- **Entries from a dataset of interfaces**:
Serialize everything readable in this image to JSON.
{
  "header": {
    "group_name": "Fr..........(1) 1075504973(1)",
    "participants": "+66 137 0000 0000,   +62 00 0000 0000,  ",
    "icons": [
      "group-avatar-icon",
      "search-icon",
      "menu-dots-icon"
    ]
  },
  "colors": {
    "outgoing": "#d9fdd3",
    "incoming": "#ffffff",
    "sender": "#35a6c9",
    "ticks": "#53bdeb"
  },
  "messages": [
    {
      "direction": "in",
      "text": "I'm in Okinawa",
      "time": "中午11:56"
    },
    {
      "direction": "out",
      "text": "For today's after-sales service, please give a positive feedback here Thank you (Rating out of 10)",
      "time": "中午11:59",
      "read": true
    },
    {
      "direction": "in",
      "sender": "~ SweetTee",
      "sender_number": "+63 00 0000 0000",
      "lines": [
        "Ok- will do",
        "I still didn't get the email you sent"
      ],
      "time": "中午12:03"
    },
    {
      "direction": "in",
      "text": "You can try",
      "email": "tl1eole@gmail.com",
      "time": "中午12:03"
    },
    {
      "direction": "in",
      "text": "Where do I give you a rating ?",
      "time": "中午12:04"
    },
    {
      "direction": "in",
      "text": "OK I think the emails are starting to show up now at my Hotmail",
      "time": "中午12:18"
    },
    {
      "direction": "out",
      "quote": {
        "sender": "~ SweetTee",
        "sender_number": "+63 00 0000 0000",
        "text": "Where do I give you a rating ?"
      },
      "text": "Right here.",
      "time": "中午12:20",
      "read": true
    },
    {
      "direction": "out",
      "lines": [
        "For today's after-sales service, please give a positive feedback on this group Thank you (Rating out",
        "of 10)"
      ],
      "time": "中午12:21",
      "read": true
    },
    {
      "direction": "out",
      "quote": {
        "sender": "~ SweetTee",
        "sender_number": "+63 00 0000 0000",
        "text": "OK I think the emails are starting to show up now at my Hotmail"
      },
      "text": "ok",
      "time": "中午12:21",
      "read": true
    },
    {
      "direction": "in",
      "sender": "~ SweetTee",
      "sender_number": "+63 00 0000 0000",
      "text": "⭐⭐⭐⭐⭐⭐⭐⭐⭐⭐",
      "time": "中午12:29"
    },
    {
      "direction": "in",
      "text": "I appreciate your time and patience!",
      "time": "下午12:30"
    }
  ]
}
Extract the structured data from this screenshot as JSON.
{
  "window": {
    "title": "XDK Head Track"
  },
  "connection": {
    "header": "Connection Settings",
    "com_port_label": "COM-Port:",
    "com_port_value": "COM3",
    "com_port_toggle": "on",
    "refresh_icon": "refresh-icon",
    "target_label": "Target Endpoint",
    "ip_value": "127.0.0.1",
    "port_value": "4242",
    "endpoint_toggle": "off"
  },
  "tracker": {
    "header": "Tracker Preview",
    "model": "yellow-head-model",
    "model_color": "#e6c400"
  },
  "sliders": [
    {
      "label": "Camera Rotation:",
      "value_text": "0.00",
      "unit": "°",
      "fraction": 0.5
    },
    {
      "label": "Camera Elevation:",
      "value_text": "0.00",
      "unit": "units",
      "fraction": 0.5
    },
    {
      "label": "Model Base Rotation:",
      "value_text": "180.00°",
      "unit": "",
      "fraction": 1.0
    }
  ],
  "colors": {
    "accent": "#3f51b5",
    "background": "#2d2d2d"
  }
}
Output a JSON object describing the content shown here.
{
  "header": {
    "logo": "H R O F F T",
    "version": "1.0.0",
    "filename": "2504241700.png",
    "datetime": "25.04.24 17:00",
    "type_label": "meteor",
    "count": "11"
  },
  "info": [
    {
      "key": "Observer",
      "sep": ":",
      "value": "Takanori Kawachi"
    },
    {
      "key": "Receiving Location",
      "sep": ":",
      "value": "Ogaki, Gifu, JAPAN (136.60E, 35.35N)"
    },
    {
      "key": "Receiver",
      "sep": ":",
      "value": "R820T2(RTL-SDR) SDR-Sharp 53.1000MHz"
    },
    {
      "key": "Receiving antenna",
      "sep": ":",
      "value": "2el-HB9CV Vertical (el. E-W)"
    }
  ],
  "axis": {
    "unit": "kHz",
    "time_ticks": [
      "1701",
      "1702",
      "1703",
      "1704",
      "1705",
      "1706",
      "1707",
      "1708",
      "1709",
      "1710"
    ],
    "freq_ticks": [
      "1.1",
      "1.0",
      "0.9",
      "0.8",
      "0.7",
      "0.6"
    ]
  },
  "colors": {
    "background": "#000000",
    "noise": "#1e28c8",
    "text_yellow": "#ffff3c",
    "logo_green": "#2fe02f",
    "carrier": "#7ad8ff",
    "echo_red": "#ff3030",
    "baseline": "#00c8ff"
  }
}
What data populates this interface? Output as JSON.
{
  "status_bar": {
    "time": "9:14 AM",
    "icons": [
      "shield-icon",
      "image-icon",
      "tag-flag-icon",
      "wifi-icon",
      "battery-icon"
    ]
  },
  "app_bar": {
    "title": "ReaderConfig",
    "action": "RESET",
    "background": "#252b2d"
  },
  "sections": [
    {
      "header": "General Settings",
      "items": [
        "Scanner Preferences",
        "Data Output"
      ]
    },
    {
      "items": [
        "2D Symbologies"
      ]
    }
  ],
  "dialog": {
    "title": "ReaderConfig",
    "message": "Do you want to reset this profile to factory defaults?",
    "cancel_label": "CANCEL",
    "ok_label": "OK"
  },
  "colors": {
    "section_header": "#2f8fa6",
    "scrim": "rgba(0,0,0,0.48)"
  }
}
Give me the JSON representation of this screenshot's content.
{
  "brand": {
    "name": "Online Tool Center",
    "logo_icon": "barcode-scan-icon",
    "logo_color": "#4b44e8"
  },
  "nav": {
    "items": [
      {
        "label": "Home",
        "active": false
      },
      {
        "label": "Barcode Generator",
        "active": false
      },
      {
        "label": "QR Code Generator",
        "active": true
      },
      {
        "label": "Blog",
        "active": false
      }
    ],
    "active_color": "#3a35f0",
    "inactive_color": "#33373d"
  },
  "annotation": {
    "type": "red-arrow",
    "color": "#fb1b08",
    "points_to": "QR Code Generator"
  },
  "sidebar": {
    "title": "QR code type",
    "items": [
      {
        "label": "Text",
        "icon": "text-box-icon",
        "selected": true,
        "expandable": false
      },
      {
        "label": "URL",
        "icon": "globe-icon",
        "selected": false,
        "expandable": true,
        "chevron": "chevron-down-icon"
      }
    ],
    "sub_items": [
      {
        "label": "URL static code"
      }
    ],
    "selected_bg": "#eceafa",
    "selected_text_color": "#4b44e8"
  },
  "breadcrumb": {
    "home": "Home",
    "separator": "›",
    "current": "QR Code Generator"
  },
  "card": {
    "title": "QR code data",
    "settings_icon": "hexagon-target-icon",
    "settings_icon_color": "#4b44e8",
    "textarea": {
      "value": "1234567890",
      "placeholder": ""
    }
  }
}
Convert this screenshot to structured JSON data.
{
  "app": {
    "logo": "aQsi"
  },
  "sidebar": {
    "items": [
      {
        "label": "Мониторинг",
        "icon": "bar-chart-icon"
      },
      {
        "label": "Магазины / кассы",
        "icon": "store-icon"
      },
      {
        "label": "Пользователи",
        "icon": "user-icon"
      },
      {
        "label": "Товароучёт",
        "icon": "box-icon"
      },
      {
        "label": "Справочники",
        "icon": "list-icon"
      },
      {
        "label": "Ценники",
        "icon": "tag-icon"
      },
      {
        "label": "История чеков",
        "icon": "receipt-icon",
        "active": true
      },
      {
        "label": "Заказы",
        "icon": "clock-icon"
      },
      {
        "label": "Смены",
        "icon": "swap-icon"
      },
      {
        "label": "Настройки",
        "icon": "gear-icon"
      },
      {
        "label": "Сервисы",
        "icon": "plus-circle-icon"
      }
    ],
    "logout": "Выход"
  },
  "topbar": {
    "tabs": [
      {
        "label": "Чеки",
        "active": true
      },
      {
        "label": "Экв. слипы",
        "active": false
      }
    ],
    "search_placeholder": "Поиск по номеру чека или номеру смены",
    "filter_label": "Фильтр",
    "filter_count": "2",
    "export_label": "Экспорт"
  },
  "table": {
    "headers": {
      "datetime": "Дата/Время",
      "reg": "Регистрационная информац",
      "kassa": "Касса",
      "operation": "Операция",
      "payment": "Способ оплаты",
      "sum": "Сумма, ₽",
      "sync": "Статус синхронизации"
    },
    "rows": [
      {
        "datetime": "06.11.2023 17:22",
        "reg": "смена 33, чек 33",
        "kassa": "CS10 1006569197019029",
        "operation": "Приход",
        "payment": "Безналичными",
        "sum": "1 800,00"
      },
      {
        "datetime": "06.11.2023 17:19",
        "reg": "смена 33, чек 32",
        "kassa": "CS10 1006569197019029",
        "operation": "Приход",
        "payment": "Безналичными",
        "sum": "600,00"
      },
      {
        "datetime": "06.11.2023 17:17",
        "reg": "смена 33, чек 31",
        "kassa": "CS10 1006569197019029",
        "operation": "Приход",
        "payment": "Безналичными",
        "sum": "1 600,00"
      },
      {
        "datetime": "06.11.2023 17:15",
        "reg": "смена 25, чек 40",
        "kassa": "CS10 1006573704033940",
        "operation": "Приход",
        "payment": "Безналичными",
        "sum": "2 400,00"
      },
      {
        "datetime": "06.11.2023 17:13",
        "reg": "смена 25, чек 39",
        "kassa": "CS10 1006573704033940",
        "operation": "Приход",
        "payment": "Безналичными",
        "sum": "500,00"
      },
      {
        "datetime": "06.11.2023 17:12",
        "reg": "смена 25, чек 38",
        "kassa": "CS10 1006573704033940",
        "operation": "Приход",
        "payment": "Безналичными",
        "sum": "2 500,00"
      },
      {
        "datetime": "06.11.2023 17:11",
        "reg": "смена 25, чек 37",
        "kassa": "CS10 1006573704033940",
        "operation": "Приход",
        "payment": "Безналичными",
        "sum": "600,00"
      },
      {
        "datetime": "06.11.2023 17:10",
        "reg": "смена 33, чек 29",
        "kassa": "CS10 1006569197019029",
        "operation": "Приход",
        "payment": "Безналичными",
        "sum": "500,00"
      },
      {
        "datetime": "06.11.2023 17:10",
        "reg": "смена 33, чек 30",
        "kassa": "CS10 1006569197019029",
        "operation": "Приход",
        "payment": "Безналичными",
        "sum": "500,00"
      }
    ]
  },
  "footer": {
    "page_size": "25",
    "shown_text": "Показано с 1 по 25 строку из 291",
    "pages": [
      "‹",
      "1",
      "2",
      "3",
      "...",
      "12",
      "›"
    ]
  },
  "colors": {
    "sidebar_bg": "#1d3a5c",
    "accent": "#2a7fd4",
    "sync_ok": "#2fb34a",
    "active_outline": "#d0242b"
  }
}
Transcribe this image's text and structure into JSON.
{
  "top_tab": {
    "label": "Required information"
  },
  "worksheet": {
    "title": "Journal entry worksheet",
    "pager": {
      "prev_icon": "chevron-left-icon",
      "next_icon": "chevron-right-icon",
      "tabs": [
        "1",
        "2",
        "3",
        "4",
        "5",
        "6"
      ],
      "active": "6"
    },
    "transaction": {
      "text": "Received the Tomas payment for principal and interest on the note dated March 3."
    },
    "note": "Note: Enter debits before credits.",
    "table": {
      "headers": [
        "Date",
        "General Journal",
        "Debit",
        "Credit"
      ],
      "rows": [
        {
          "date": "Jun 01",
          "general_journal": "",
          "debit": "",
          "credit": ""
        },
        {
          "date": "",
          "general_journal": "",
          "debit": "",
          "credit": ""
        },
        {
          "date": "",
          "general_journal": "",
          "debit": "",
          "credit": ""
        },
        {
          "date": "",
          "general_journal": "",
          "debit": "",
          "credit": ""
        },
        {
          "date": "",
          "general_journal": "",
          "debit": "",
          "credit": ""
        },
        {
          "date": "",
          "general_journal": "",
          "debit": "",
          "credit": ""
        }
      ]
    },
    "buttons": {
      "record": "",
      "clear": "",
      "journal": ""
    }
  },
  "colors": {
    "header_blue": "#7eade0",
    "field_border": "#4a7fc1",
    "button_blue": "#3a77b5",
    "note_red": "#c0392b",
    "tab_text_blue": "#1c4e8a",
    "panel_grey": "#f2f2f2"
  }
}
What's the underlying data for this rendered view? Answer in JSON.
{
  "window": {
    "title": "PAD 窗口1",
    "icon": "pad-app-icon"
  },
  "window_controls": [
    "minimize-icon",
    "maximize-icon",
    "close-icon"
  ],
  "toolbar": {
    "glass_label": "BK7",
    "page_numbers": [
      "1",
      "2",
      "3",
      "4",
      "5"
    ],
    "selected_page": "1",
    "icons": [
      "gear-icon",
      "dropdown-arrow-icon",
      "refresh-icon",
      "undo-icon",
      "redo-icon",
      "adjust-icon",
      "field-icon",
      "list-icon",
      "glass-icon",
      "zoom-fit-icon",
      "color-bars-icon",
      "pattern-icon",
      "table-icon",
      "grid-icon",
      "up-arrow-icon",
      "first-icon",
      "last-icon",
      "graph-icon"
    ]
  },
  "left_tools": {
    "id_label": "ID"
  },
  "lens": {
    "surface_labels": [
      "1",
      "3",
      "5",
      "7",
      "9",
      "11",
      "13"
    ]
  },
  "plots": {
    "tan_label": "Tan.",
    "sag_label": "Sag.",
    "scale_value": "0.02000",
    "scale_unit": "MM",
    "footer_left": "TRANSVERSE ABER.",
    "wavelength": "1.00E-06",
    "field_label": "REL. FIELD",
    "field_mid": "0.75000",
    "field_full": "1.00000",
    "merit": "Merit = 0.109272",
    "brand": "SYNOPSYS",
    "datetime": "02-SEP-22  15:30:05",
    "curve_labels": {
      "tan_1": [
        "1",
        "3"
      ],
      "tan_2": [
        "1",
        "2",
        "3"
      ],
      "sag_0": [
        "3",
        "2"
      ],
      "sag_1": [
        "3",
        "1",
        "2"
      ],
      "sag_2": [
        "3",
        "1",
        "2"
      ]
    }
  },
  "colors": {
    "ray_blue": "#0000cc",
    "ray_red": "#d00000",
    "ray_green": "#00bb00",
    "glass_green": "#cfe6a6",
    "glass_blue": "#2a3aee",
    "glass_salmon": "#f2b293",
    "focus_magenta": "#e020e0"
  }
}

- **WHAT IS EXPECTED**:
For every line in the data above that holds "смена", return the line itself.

- **ANSWER TO THIS PROBLEM**:
        "reg": "смена 33, чек 33",
        "reg": "смена 33, чек 32",
        "reg": "смена 33, чек 31",
        "reg": "смена 25, чек 40",
        "reg": "смена 25, чек 39",
        "reg": "смена 25, чек 38",
        "reg": "смена 25, чек 37",
        "reg": "смена 33, чек 29",
        "reg": "смена 33, чек 30",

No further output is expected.